Everyone who competes in the games goes into strict training. They do it to get a crown that will not last; but we do it to get a crown that will last forever. —1 Corinthians 9:25
In the Olympics an athlete was subject to disqualification if he did not go through ten months of strict training. It is interesting that in those ten months the athlete had to do away with lawful pleasures. The Greek word that is used here is agnoidzo; it means “to agonize.” It means self-control in all things, and so the implication is that if the athlete has to have self-control for ten months prior to the games, so this Christian race is to be run throughout a lifetime of self-control. This refers, of course, not merely to the body, but to the whole man—body, mind, spirit.

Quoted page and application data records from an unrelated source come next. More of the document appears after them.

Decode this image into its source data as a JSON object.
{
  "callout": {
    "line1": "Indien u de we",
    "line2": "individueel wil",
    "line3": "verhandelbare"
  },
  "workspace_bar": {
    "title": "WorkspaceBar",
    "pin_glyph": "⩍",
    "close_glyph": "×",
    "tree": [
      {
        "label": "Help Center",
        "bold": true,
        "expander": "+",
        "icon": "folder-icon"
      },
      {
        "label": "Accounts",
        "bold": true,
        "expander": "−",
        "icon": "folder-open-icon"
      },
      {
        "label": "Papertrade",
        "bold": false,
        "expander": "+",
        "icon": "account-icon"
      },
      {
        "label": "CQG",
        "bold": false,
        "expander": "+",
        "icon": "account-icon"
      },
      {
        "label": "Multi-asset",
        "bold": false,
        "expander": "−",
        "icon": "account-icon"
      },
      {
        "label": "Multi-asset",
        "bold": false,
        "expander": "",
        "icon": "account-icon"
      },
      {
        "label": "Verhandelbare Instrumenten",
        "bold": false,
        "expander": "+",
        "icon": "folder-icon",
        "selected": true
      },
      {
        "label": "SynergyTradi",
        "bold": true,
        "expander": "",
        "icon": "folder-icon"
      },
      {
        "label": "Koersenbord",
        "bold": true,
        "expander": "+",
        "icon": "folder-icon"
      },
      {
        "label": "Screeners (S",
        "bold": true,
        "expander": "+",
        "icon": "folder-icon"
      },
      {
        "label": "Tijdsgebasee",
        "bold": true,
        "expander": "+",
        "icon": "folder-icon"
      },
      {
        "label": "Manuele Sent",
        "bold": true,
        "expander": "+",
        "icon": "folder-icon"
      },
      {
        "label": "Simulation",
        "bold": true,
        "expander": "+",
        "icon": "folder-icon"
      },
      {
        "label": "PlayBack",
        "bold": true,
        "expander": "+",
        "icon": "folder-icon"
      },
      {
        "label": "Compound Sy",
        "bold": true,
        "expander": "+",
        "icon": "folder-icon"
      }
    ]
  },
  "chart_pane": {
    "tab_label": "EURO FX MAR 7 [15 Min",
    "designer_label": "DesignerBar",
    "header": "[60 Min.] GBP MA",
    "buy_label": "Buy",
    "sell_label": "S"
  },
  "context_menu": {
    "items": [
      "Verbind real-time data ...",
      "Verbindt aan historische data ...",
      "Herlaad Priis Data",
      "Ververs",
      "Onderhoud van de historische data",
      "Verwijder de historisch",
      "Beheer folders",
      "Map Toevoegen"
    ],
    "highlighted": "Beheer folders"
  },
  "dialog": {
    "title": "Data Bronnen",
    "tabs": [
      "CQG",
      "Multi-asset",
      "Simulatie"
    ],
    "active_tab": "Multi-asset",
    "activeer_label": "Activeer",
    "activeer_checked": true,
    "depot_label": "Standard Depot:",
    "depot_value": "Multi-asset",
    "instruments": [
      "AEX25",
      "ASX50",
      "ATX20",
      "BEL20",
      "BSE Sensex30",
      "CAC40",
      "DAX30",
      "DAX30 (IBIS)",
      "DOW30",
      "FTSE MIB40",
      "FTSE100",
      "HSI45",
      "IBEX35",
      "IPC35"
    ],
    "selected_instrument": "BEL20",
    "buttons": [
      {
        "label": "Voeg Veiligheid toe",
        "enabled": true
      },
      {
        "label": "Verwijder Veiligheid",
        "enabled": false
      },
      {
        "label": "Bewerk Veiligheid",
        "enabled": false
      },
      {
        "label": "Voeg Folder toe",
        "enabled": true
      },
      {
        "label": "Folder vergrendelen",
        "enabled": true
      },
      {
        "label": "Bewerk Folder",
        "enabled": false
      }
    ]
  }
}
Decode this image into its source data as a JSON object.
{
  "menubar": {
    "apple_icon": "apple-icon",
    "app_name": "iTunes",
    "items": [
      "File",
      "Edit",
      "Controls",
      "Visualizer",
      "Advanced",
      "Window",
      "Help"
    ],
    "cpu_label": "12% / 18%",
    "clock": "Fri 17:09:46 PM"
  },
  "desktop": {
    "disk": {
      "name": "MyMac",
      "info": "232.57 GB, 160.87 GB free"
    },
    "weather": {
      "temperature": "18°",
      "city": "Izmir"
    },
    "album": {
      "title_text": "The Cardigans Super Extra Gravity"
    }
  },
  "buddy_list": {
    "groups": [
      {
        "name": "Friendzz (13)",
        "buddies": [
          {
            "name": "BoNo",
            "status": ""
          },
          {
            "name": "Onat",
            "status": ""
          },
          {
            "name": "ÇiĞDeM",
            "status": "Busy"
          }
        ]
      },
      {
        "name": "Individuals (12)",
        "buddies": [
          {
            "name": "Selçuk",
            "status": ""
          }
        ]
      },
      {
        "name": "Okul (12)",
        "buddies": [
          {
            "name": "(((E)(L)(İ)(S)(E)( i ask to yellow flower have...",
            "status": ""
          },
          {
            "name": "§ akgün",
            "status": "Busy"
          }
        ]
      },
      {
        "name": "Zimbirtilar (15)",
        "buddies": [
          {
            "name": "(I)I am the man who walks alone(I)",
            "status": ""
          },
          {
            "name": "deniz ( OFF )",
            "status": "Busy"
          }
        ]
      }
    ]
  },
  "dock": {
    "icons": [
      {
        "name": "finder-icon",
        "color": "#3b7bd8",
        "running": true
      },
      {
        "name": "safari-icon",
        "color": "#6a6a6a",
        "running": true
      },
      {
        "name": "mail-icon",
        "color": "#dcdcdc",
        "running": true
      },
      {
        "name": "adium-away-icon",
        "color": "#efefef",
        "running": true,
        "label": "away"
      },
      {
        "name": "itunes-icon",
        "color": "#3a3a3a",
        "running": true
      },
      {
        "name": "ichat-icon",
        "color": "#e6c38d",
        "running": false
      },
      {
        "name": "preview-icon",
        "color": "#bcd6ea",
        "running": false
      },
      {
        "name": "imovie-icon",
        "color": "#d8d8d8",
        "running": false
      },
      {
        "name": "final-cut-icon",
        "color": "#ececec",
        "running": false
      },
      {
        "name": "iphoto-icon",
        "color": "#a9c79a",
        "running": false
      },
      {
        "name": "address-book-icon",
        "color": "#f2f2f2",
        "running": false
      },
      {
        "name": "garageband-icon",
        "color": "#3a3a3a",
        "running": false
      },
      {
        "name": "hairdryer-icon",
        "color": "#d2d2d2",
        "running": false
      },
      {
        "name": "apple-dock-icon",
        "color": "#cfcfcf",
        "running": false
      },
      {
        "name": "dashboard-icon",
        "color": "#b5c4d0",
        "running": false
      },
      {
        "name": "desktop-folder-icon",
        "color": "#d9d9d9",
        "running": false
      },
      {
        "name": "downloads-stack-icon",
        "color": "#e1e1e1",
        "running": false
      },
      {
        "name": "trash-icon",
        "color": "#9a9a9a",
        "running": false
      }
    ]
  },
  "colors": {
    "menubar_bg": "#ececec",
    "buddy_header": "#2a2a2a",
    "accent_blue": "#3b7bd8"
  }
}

The prize won at the Olympics was a wreath, sometimes made of pine, and strangely enough, sometimes made of celery! That’s right! Can you imagine wearing a wreath of pieces of celery? Perhaps if it is fresh and you give me some salt with it I could enjoy it.
The wreath was already beginning to wither when they put it on the winner’s head. So when Paul says they do it to get a crown that will not last, that sounds like an understatement. But what it looked like was not the point. The winner had no thought of the composition of the crown. As with modern athletes, victory meant fame; it was for prestige and sometimes fortune, so that the crown was simply a symbol of victory.
Paul says that crown was nothing in the light of the believer’s prize. Who knows what it will look like? Who knows whether it is a symbolic gold crown or if it is literal? Who knows? But just to hear the words of Jesus, “Well done!” will give to that person a self-consciousness that will last forever.
Excerpted from When God Says “Well Done!” (Christian Focus Publications Ltd., 1993).